**Task details:**
Where a line of the records holds the string "Harmonic", copy that line.

Segment Start: Records supplied

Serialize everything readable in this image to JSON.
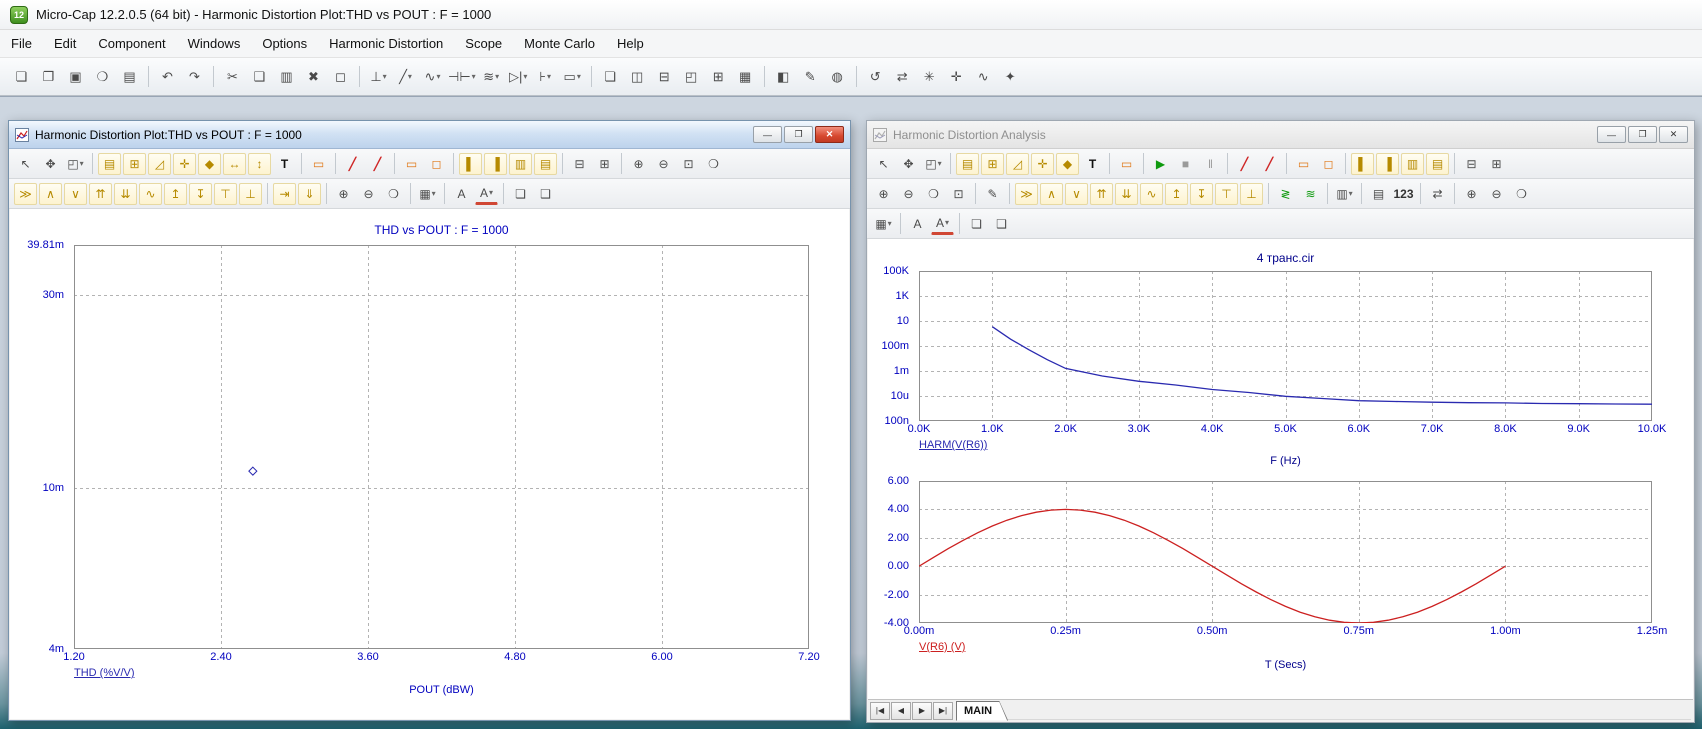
{
  "colors": {
    "series_blue": "#2a2ab0",
    "series_red": "#cc2020",
    "axis_text": "#0000bf",
    "analysis_title": "#00008b",
    "run_green": "#0f9a0f",
    "close_button_red": "#c23a22",
    "titlebar_active": "#bdd3ec",
    "titlebar_inactive_text": "#8f8f8f"
  },
  "glyphs": {
    "minimize": "—",
    "maximize": "❐",
    "close": "✕"
  },
  "app": {
    "icon": "12",
    "title": "Micro-Cap 12.2.0.5 (64 bit) - Harmonic Distortion Plot:THD vs POUT : F = 1000",
    "menu": [
      "File",
      "Edit",
      "Component",
      "Windows",
      "Options",
      "Harmonic Distortion",
      "Scope",
      "Monte Carlo",
      "Help"
    ]
  },
  "toolbar_main": [
    [
      [
        "new-file",
        "❏"
      ],
      [
        "open-file",
        "❐"
      ],
      [
        "save-file",
        "▣"
      ],
      [
        "find",
        "❍"
      ],
      [
        "print",
        "▤"
      ]
    ],
    [
      [
        "undo",
        "↶"
      ],
      [
        "redo",
        "↷"
      ]
    ],
    [
      [
        "cut",
        "✂"
      ],
      [
        "copy",
        "❑"
      ],
      [
        "paste",
        "▥"
      ],
      [
        "delete",
        "✖"
      ],
      [
        "select-region",
        "◻"
      ]
    ],
    [
      [
        "ground-component",
        "⊥",
        "dd"
      ],
      [
        "wire-mode",
        "╱",
        "dd"
      ],
      [
        "sine-source",
        "∿",
        "dd"
      ],
      [
        "capacitor",
        "⊣⊢",
        "dd"
      ],
      [
        "inductor",
        "≋",
        "dd"
      ],
      [
        "diode",
        "▷|",
        "dd"
      ],
      [
        "transistor",
        "⊦",
        "dd"
      ],
      [
        "macro-block",
        "▭",
        "dd"
      ]
    ],
    [
      [
        "cascade-windows",
        "❏"
      ],
      [
        "tile-vertical",
        "◫"
      ],
      [
        "tile-horizontal",
        "⊟"
      ],
      [
        "split-window",
        "◰"
      ],
      [
        "arrange-icons",
        "⊞"
      ],
      [
        "calculator",
        "▦"
      ]
    ],
    [
      [
        "component-panel",
        "◧"
      ],
      [
        "shape-editor",
        "✎"
      ],
      [
        "globe-browser",
        "◍"
      ]
    ],
    [
      [
        "refresh-models",
        "↺"
      ],
      [
        "dynamic-dc",
        "⇄"
      ],
      [
        "settings",
        "✳"
      ],
      [
        "probe-mode",
        "✛"
      ],
      [
        "analysis-plot",
        "∿"
      ],
      [
        "optimizer",
        "✦"
      ]
    ]
  ],
  "left_window": {
    "title": "Harmonic Distortion Plot:THD vs POUT : F = 1000",
    "toolbar1": [
      [
        [
          "select-mode",
          "↖"
        ],
        [
          "pan-mode",
          "✥"
        ],
        [
          "zoom-mode",
          "◰",
          "dd"
        ]
      ],
      [
        [
          "properties",
          "▤",
          "y"
        ],
        [
          "add-scale",
          "⊞",
          "y"
        ],
        [
          "scale-mode",
          "◿",
          "y"
        ],
        [
          "cursor-mode",
          "✛",
          "y"
        ],
        [
          "point-tag",
          "◆",
          "y"
        ],
        [
          "horizontal-tag",
          "↔",
          "y"
        ],
        [
          "vertical-tag",
          "↕",
          "y"
        ],
        [
          "text-mode",
          "T",
          "bold"
        ]
      ],
      [
        [
          "waveform-buffer",
          "▭",
          "o"
        ]
      ],
      [
        [
          "probe-red-1",
          "╱",
          "r"
        ],
        [
          "probe-red-2",
          "╱",
          "r"
        ]
      ],
      [
        [
          "performance-windows",
          "▭",
          "o"
        ],
        [
          "slideshow",
          "◻",
          "o"
        ]
      ],
      [
        [
          "panel-left",
          "▌",
          "y"
        ],
        [
          "panel-right",
          "▐",
          "y"
        ],
        [
          "tile-plots-vertical",
          "▥",
          "y"
        ],
        [
          "tile-plots-horizontal",
          "▤",
          "y"
        ]
      ],
      [
        [
          "split-horizontal",
          "⊟"
        ],
        [
          "split-vertical",
          "⊞"
        ]
      ],
      [
        [
          "zoom-in",
          "⊕"
        ],
        [
          "zoom-out",
          "⊖"
        ],
        [
          "zoom-area",
          "⊡"
        ],
        [
          "zoom-fit",
          "❍"
        ]
      ]
    ],
    "toolbar2": [
      [
        [
          "next-point",
          "≫",
          "y"
        ],
        [
          "peak",
          "∧",
          "y"
        ],
        [
          "valley",
          "∨",
          "y"
        ],
        [
          "high",
          "⇈",
          "y"
        ],
        [
          "low",
          "⇊",
          "y"
        ],
        [
          "inflection",
          "∿",
          "y"
        ],
        [
          "global-high",
          "↥",
          "y"
        ],
        [
          "global-low",
          "↧",
          "y"
        ],
        [
          "top",
          "⊤",
          "y"
        ],
        [
          "bottom",
          "⊥",
          "y"
        ]
      ],
      [
        [
          "go-to-x",
          "⇥",
          "y"
        ],
        [
          "go-to-y",
          "⇓",
          "y"
        ]
      ],
      [
        [
          "zoom-in",
          "⊕"
        ],
        [
          "zoom-out",
          "⊖"
        ],
        [
          "zoom-auto",
          "❍"
        ]
      ],
      [
        [
          "grid-options",
          "▦",
          "dd"
        ]
      ],
      [
        [
          "font",
          "A"
        ],
        [
          "font-color",
          "A",
          "dd clr"
        ]
      ],
      [
        [
          "copy-graph",
          "❏"
        ],
        [
          "copy-window",
          "❑"
        ]
      ]
    ]
  },
  "right_window": {
    "title": "Harmonic Distortion Analysis",
    "tab": "MAIN",
    "nav_buttons": [
      [
        "first",
        "|◀"
      ],
      [
        "previous",
        "◀"
      ],
      [
        "next",
        "▶"
      ],
      [
        "last",
        "▶|"
      ]
    ],
    "toolbar1": [
      [
        [
          "select-mode",
          "↖"
        ],
        [
          "pan-mode",
          "✥"
        ],
        [
          "zoom-mode",
          "◰",
          "dd"
        ]
      ],
      [
        [
          "properties",
          "▤",
          "y"
        ],
        [
          "add-scale",
          "⊞",
          "y"
        ],
        [
          "scale-mode",
          "◿",
          "y"
        ],
        [
          "cursor-mode",
          "✛",
          "y"
        ],
        [
          "point-tag",
          "◆",
          "y"
        ],
        [
          "text-mode",
          "T",
          "bold"
        ]
      ],
      [
        [
          "waveform-buffer",
          "▭",
          "o"
        ]
      ],
      [
        [
          "run",
          "▶",
          "g"
        ],
        [
          "stop",
          "■",
          "dim"
        ],
        [
          "pause",
          "‖",
          "dim"
        ]
      ],
      [
        [
          "probe-red-1",
          "╱",
          "r"
        ],
        [
          "probe-red-2",
          "╱",
          "r"
        ]
      ],
      [
        [
          "performance-windows",
          "▭",
          "o"
        ],
        [
          "slideshow",
          "◻",
          "o"
        ]
      ],
      [
        [
          "panel-left",
          "▌",
          "y"
        ],
        [
          "panel-right",
          "▐",
          "y"
        ],
        [
          "tile-plots-vertical",
          "▥",
          "y"
        ],
        [
          "tile-plots-horizontal",
          "▤",
          "y"
        ]
      ],
      [
        [
          "split-horizontal",
          "⊟"
        ],
        [
          "split-vertical",
          "⊞"
        ]
      ]
    ],
    "toolbar2": [
      [
        [
          "zoom-in",
          "⊕"
        ],
        [
          "zoom-out",
          "⊖"
        ],
        [
          "zoom-auto",
          "❍"
        ],
        [
          "zoom-area",
          "⊡"
        ]
      ],
      [
        [
          "edit-waveform",
          "✎"
        ]
      ],
      [
        [
          "next-point",
          "≫",
          "y"
        ],
        [
          "peak",
          "∧",
          "y"
        ],
        [
          "valley",
          "∨",
          "y"
        ],
        [
          "high",
          "⇈",
          "y"
        ],
        [
          "low",
          "⇊",
          "y"
        ],
        [
          "inflection",
          "∿",
          "y"
        ],
        [
          "global-high",
          "↥",
          "y"
        ],
        [
          "global-low",
          "↧",
          "y"
        ],
        [
          "top",
          "⊤",
          "y"
        ],
        [
          "bottom",
          "⊥",
          "y"
        ]
      ],
      [
        [
          "stepping",
          "≷",
          "g"
        ],
        [
          "waveform-order",
          "≋",
          "g"
        ]
      ],
      [
        [
          "paste-waveform",
          "▥",
          "dd"
        ]
      ],
      [
        [
          "numeric-output",
          "▤"
        ],
        [
          "data-points",
          "123",
          "num"
        ]
      ],
      [
        [
          "normalize",
          "⇄"
        ]
      ],
      [
        [
          "zoom-in-2",
          "⊕"
        ],
        [
          "zoom-out-2",
          "⊖"
        ],
        [
          "zoom-full",
          "❍"
        ]
      ]
    ],
    "toolbar3": [
      [
        [
          "grid-options",
          "▦",
          "dd"
        ]
      ],
      [
        [
          "font",
          "A"
        ],
        [
          "font-color",
          "A",
          "dd clr"
        ]
      ],
      [
        [
          "copy-graph",
          "❏"
        ],
        [
          "copy-window",
          "❑"
        ]
      ]
    ]
  },
  "chart_data": [
    {
      "type": "scatter",
      "title": "THD vs POUT : F = 1000",
      "legend": "THD (%V/V)",
      "xlabel": "POUT (dBW)",
      "x_ticks": [
        "1.20",
        "2.40",
        "3.60",
        "4.80",
        "6.00",
        "7.20"
      ],
      "xlim": [
        1.2,
        7.2
      ],
      "y_ticks": [
        {
          "label": "39.81m",
          "value": 0.03981
        },
        {
          "label": "30m",
          "value": 0.03
        },
        {
          "label": "10m",
          "value": 0.01
        },
        {
          "label": "4m",
          "value": 0.004
        }
      ],
      "yscale": "log",
      "ylim": [
        0.004,
        0.03981
      ],
      "points": [
        {
          "x": 2.66,
          "y": 0.011
        }
      ],
      "color": "#2a2ab0",
      "grid": "dashed",
      "legend_position": "bottom-left"
    },
    {
      "type": "line",
      "title": "4 транс.cir",
      "legend": "HARM(V(R6))",
      "xlabel": "F (Hz)",
      "x_ticks": [
        "0.0K",
        "1.0K",
        "2.0K",
        "3.0K",
        "4.0K",
        "5.0K",
        "6.0K",
        "7.0K",
        "8.0K",
        "9.0K",
        "10.0K"
      ],
      "xlim": [
        0,
        10000
      ],
      "y_ticks": [
        {
          "label": "100K",
          "value": 100000
        },
        {
          "label": "1K",
          "value": 1000
        },
        {
          "label": "10",
          "value": 10
        },
        {
          "label": "100m",
          "value": 0.1
        },
        {
          "label": "1m",
          "value": 0.001
        },
        {
          "label": "10u",
          "value": 1e-05
        },
        {
          "label": "100n",
          "value": 1e-07
        }
      ],
      "yscale": "log",
      "ylim": [
        1e-07,
        100000
      ],
      "x": [
        1000,
        1250,
        1500,
        1750,
        2000,
        2500,
        3000,
        3500,
        4000,
        4500,
        5000,
        5500,
        6000,
        6500,
        7000,
        7500,
        8000,
        8500,
        9000,
        9500,
        10000
      ],
      "y": [
        3.5,
        0.35,
        0.05,
        0.008,
        0.0016,
        0.0004,
        0.00015,
        7.6e-05,
        3.3e-05,
        1.9e-05,
        9.5e-06,
        6.3e-06,
        4.2e-06,
        3.6e-06,
        3.2e-06,
        2.9e-06,
        2.8e-06,
        2.5e-06,
        2.4e-06,
        2.3e-06,
        2.2e-06
      ],
      "color": "#2a2ab0",
      "grid": "dashed"
    },
    {
      "type": "line",
      "title": "",
      "legend": "V(R6) (V)",
      "xlabel": "T (Secs)",
      "x_ticks": [
        "0.00m",
        "0.25m",
        "0.50m",
        "0.75m",
        "1.00m",
        "1.25m"
      ],
      "xlim": [
        0,
        1.25
      ],
      "y_ticks": [
        {
          "label": "6.00",
          "value": 6
        },
        {
          "label": "4.00",
          "value": 4
        },
        {
          "label": "2.00",
          "value": 2
        },
        {
          "label": "0.00",
          "value": 0
        },
        {
          "label": "-2.00",
          "value": -2
        },
        {
          "label": "-4.00",
          "value": -4
        }
      ],
      "yscale": "linear",
      "ylim": [
        -4,
        6
      ],
      "x": [
        0,
        0.025,
        0.05,
        0.075,
        0.1,
        0.125,
        0.15,
        0.175,
        0.2,
        0.225,
        0.25,
        0.275,
        0.3,
        0.325,
        0.35,
        0.375,
        0.4,
        0.425,
        0.45,
        0.475,
        0.5,
        0.525,
        0.55,
        0.575,
        0.6,
        0.625,
        0.65,
        0.675,
        0.7,
        0.725,
        0.75,
        0.775,
        0.8,
        0.825,
        0.85,
        0.875,
        0.9,
        0.925,
        0.95,
        0.975,
        1.0
      ],
      "y": [
        0,
        0.626,
        1.236,
        1.816,
        2.351,
        2.828,
        3.236,
        3.564,
        3.804,
        3.951,
        4,
        3.951,
        3.804,
        3.564,
        3.236,
        2.828,
        2.351,
        1.816,
        1.236,
        0.626,
        0,
        -0.626,
        -1.236,
        -1.816,
        -2.351,
        -2.828,
        -3.236,
        -3.564,
        -3.804,
        -3.951,
        -4,
        -3.951,
        -3.804,
        -3.564,
        -3.236,
        -2.828,
        -2.351,
        -1.816,
        -1.236,
        -0.626,
        0
      ],
      "color": "#cc2020",
      "grid": "dashed"
    }
  ]
}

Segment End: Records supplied

**Response to this exercise:**
    "title": "Micro-Cap 12.2.0.5 (64 bit) - Harmonic Distortion Plot:THD vs POUT : F = 1000",
      "Harmonic Distortion",
    "title": "Harmonic Distortion Plot:THD vs POUT : F = 1000",
    "title": "Harmonic Distortion Analysis",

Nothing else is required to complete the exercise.